The stages of the AIDAR model

Knowledge of the AIDAR model is fundamental to creating a successful ad strategy. It is the theory which should underlie the practical efforts of an ad campaign. While the posts following this will show how the AIDAR model can be translated into a practical Facebook advertising strategy, this post will explain each of the stages which make up the model.

 The AIDAR model maps out the stages of engagement an individual has with a product or service. These stages are:


  1.     Awareness

The individual first becomes aware of the brand, what they stand for and the products or services offered. At this stage, the goal of ads should not be to sell but to attract attention towards the brand, to put it on the individual’s agenda without making them feel as if they are being targeted for monetary gain.

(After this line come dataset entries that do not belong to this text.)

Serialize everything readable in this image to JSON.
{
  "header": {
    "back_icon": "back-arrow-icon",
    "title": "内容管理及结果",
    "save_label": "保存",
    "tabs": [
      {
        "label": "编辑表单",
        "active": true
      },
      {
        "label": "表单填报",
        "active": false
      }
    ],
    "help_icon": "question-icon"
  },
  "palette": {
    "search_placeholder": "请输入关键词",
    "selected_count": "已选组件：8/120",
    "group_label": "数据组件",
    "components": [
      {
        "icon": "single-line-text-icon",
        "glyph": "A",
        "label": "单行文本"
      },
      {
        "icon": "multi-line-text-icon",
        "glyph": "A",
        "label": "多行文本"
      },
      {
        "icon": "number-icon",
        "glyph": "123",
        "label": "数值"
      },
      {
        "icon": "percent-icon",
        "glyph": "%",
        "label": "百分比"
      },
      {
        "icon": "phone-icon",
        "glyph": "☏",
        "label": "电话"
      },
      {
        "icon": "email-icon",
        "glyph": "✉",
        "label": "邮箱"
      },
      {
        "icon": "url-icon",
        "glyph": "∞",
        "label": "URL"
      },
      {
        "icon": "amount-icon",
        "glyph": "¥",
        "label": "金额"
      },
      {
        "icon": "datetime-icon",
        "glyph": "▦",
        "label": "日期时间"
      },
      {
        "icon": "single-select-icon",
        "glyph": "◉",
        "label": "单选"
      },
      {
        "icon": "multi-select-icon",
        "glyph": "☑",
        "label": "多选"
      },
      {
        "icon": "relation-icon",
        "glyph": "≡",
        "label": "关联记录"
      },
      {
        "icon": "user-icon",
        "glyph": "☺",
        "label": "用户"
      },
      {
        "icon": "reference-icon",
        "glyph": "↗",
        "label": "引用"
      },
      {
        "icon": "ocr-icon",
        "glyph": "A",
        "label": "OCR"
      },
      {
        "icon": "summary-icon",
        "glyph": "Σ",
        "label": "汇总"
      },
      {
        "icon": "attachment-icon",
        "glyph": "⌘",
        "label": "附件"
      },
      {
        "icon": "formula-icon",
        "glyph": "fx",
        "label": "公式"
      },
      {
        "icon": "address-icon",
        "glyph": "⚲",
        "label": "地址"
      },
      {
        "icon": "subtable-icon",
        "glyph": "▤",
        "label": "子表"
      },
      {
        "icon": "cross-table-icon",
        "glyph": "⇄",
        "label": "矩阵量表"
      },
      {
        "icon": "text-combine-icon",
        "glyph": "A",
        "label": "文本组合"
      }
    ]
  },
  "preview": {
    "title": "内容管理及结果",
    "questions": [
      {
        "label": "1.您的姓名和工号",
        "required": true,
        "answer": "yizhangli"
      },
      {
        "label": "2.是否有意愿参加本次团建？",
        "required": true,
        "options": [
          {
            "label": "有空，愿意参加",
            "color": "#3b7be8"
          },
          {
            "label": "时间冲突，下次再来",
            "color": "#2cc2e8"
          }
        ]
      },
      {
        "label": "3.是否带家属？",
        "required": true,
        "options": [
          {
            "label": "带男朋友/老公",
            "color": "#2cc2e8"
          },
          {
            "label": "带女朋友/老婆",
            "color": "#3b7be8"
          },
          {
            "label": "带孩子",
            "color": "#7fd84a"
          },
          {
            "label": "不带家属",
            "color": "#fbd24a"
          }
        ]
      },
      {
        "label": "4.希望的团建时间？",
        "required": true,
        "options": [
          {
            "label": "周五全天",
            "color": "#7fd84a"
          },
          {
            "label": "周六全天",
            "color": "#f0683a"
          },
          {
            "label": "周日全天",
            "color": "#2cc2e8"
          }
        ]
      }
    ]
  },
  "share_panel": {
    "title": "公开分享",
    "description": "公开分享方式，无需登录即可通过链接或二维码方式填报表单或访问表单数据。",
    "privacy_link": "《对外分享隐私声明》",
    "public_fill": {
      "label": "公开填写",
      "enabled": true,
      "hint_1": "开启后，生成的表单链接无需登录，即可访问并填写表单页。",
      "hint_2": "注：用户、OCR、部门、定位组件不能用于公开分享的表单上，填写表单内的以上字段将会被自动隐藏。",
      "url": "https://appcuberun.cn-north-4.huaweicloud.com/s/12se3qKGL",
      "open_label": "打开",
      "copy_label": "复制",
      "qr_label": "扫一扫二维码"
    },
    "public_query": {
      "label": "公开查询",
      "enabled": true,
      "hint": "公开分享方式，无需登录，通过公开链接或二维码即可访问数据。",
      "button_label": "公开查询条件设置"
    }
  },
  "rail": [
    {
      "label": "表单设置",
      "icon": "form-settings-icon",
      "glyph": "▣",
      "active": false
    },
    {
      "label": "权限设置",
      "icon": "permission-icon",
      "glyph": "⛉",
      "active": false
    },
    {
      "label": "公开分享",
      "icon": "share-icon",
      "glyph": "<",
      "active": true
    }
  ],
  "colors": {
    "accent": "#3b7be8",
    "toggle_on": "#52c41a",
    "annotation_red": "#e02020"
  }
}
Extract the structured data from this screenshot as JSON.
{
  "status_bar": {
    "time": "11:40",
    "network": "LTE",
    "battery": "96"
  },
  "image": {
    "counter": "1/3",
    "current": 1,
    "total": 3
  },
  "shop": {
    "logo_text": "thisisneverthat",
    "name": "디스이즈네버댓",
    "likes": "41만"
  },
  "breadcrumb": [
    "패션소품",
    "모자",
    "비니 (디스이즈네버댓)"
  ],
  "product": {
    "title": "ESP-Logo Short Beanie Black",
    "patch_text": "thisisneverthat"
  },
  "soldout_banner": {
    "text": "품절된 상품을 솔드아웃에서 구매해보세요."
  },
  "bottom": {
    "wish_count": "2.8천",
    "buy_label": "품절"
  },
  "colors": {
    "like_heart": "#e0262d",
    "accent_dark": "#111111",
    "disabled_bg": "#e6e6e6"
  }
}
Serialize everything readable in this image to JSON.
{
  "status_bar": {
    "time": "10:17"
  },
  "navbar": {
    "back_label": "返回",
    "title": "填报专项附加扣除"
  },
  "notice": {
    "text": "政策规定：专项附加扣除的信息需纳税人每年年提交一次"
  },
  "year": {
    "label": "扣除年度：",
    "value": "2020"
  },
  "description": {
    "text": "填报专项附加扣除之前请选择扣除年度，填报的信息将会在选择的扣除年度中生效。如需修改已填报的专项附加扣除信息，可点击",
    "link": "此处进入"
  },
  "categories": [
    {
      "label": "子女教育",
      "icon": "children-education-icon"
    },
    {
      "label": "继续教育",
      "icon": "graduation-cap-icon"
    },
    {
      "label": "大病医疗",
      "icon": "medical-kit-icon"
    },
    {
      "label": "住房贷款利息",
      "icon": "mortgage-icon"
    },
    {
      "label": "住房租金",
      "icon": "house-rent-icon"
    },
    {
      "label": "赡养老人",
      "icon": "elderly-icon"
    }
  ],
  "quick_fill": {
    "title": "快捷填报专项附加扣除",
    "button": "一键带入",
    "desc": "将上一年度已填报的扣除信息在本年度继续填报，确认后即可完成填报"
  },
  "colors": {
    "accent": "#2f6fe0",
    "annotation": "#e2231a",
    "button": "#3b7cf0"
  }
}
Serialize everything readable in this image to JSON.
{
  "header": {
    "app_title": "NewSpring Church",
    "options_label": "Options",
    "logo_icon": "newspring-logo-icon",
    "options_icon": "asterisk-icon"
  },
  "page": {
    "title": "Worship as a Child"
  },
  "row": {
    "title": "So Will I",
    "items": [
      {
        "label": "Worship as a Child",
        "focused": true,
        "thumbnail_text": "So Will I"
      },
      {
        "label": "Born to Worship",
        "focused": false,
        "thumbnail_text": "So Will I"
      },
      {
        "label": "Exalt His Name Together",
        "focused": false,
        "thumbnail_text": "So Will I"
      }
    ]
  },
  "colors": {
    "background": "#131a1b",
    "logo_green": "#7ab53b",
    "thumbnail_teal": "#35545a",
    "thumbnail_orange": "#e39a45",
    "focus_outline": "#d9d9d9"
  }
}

  1.     Interest

The individual next learns of the benefits of what is on offer and may conduct further research into the brand, such as by browsing their website.


  1.     Desire

Next, the desire for the product develops. Here, an ‘emotional connection’ between brand and customer can be established. The individual is not just aware of what is offered and understands the benefits, but begins to relate it to the gap it could fill in their own life. They feel more strongly towards the product. For instance, the individual shifts from merely being interested in a hoover and thinking it is a good product, to feeling as if they need it in order to feel pride in their home. This feeling will motivate them to take…


  1.     Action

The individual interacts with the brand more concretely, such as by purchasing the product, making a phone call, donating, or downloading a brochure.


  1.     Retention

In many versions of the model, this step is overlooked. However, it is highly important. Generating not just customers, but loyal customers who will purchase from the brand multiple times, leave good reviews and become brand ambassadors, will increase the return on investment. This could be achieved by keeping in touch with the database of existing customers, potentially through a newsletter or email marketing.


Why is the AIDAR Model important to keep in mind? 

 An awareness of the psychological process involved before a customer makes a purchase means that you can take advantage of touch points – moments where customers will be most open to influence. For instance, if the customer is in the consideration phase and desires a product or service, it might be useful to provide them with offers to encourage them to make the final decision and purchase from the brand. Knowing what kind of marketing to put forward and when is highly important, and the AIDAR model helps to inform this. 

Written by Josie Clarke, Shoo Academy